Data items:
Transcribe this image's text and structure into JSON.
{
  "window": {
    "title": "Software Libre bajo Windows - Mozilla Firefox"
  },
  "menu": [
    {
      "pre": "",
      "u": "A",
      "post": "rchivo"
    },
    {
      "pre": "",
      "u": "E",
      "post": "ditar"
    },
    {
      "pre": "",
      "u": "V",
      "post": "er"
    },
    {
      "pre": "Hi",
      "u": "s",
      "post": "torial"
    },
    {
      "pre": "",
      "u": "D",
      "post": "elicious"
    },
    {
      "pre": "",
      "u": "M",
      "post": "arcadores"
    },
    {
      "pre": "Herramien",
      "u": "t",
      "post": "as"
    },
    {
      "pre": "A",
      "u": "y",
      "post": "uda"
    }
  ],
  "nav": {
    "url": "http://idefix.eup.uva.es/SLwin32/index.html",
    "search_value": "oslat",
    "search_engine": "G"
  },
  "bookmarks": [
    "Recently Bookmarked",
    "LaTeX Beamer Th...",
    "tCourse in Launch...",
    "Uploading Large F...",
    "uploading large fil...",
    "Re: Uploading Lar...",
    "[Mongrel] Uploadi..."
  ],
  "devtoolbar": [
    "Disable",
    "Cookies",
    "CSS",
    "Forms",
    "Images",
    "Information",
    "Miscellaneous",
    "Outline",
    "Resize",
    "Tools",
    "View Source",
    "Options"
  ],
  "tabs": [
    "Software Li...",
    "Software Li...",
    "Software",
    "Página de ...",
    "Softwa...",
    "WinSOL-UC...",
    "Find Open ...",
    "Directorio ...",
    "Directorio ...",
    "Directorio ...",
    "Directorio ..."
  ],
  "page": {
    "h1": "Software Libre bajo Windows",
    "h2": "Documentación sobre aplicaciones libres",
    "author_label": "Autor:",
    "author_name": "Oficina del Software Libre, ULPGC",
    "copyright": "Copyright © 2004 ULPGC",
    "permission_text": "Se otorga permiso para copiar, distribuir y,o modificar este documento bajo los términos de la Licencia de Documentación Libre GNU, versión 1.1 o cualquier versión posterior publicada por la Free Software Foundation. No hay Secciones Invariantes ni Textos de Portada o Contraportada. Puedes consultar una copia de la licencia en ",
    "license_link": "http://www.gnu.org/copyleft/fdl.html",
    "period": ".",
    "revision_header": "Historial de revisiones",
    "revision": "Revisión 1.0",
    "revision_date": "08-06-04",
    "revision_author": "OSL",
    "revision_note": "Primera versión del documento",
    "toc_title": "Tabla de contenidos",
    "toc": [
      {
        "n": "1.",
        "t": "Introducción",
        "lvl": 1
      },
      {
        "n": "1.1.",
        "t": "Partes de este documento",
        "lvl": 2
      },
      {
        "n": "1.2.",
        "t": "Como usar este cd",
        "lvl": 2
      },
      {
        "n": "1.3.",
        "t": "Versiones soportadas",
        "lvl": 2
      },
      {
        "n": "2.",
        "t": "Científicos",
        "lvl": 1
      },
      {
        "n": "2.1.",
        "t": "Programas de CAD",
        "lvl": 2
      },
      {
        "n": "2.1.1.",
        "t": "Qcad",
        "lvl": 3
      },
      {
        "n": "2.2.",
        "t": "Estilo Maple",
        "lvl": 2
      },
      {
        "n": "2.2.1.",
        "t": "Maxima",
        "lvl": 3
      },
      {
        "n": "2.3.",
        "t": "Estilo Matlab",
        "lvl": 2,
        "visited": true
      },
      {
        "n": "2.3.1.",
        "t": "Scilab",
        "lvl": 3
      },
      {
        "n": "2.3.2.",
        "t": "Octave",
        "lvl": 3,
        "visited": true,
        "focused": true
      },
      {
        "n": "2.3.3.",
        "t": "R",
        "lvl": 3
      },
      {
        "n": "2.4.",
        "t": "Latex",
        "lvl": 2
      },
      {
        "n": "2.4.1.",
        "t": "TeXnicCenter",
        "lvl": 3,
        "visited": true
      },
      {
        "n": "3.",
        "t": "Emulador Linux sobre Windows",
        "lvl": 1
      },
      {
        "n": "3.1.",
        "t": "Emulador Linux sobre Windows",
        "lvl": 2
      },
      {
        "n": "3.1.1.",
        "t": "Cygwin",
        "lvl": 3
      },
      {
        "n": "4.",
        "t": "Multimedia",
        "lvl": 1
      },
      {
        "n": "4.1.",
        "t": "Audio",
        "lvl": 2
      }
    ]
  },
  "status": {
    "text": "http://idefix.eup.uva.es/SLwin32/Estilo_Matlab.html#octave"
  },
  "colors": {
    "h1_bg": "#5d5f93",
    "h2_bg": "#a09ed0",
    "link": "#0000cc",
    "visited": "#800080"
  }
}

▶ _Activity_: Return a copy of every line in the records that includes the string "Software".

▶ _Answer to this exercise_:
    "title": "Software Libre bajo Windows - Mozilla Firefox"
    "Software Li...",
    "Software Li...",
    "Software",
    "h1": "Software Libre bajo Windows",
    "author_name": "Oficina del Software Libre, ULPGC",
    "permission_text": "Se otorga permiso para copiar, distribuir y,o modificar este documento bajo los términos de la Licencia de Documentación Libre GNU, versión 1.1 o cualquier versión posterior publicada por la Free Software Foundation. No hay Secciones Invariantes ni Textos de Portada o Contraportada. Puedes consultar una copia de la licencia en ",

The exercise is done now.